Despite the United States being one of the most developed countries in the world, housing is one of the elephants in the room when it comes to conversations involving the American citizens’ social and political domains. California is among some of the most affected states in the housing sector. As early as the mid-twentieth century, Los Angeles had a staggering number of more than thirty thousand people being homeless. Is there a reason behind this? Dennis Hathaway delves deeper into this in his book The Battle of Lincoln Place. He gives an account of how a group of tenants from an apartment complex in Los Angeles face off with their landlords, all in a bid to avoid eviction, which they deemed unlawful, from what they now considered home.

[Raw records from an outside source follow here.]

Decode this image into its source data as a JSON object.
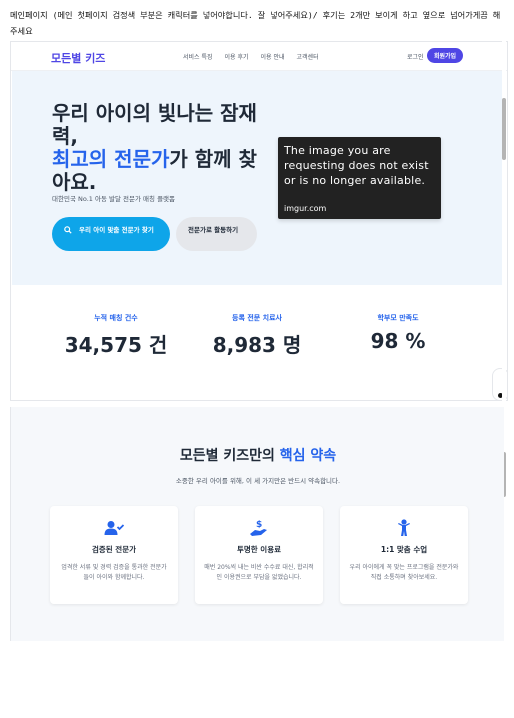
{
  "note": {
    "text": "메인페이지 (메인 첫페이지 검정색 부분은 캐릭터를 넣어야합니다. 잘 넣어주세요)/ 후기는 2개만 보이게 하고 옆으로 넘어가게끔 해주세요"
  },
  "nav": {
    "logo": "모든별 키즈",
    "menu": [
      "서비스 특징",
      "이용 후기",
      "이용 안내",
      "고객센터"
    ],
    "login": "로그인",
    "signup": "회원가입"
  },
  "hero": {
    "title_line1": "우리 아이의 빛나는 잠재력,",
    "title_accent": "최고의 전문가",
    "title_rest": "가 함께 찾아요.",
    "subtitle": "대한민국 No.1 아동 발달 전문가 매칭 플랫폼",
    "primary_button": "우리 아이 맞춤 전문가 찾기",
    "secondary_button": "전문가로 활동하기",
    "image_placeholder": {
      "message": "The image you are requesting does not exist or is no longer available.",
      "source": "imgur.com"
    }
  },
  "stats": [
    {
      "label": "누적 매칭 건수",
      "value": "34,575 건"
    },
    {
      "label": "등록 전문 치료사",
      "value": "8,983 명"
    },
    {
      "label": "학부모 만족도",
      "value": "98 %"
    }
  ],
  "promise": {
    "title_plain": "모든별 키즈만의 ",
    "title_accent": "핵심 약속",
    "subtitle": "소중한 우리 아이를 위해, 이 세 가지만은 반드시 약속합니다.",
    "cards": [
      {
        "icon": "user-check-icon",
        "title": "검증된 전문가",
        "desc": "엄격한 서류 및 경력 검증을 통과한 전문가들이 아이와 함께합니다."
      },
      {
        "icon": "dollar-hand-icon",
        "title": "투명한 이용료",
        "desc": "매번 20%씩 내는 비싼 수수료 대신, 합리적인 이용권으로 부담을 없앴습니다."
      },
      {
        "icon": "child-icon",
        "title": "1:1 맞춤 수업",
        "desc": "우리 아이에게 꼭 맞는 프로그램을 전문가와 직접 소통하며 찾아보세요."
      }
    ]
  },
  "colors": {
    "brand": "#4f46e5",
    "accent": "#2563eb",
    "primary_button": "#0ea5e9",
    "hero_bg": "#eef5fc"
  }
}
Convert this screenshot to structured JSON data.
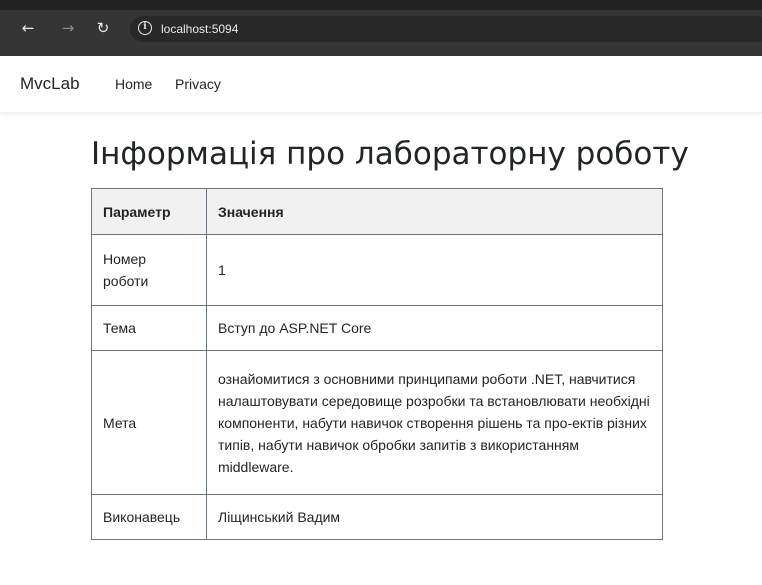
{
  "browser": {
    "url": "localhost:5094",
    "back_icon": "←",
    "forward_icon": "→",
    "reload_icon": "↻",
    "info_icon": "i"
  },
  "navbar": {
    "brand": "MvcLab",
    "links": [
      "Home",
      "Privacy"
    ]
  },
  "main": {
    "title": "Інформація про лабораторну роботу",
    "table": {
      "headers": [
        "Параметр",
        "Значення"
      ],
      "rows": [
        {
          "param": "Номер роботи",
          "value": "1"
        },
        {
          "param": "Тема",
          "value": "Вступ до ASP.NET Core"
        },
        {
          "param": "Мета",
          "value": "ознайомитися з основними принципами роботи .NET, навчитися налаштовувати середовище розробки та встановлювати необхідні компоненти, набути навичок створення рішень та про-ектів різних типів, набути навичок обробки запитів з використанням middleware."
        },
        {
          "param": "Виконавець",
          "value": "Ліщинський Вадим"
        }
      ]
    }
  }
}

Dennis Hathaway’s style of writing is many things, but simply not ordinary. His choice of words gives his book a robust professional touch. He aligns his ideas conventionally, yet in a unique way. He maintains a consistent flow of ideas, making his message perceivable. He uses historical and statistical data, coupled with a few real-life scenarios for elaboration. He exhibits his vast knowledge of real estate and America’s housing history through his writing. He captures every anecdote of the people he incorporates in the book boldly, not sparing any detail or sentimental instance. Reading the book felt like watching a documentary based on an exclusive expose script. Or better yet, it felt like Dennis Hathaway had taken me back to Los Angeles in the period between the sixties and nineties. I found The Battle of Lincoln Place very educative. Enthusiasts of nonfiction books about real estate, finance, and politics will love this. It is a great piece of work.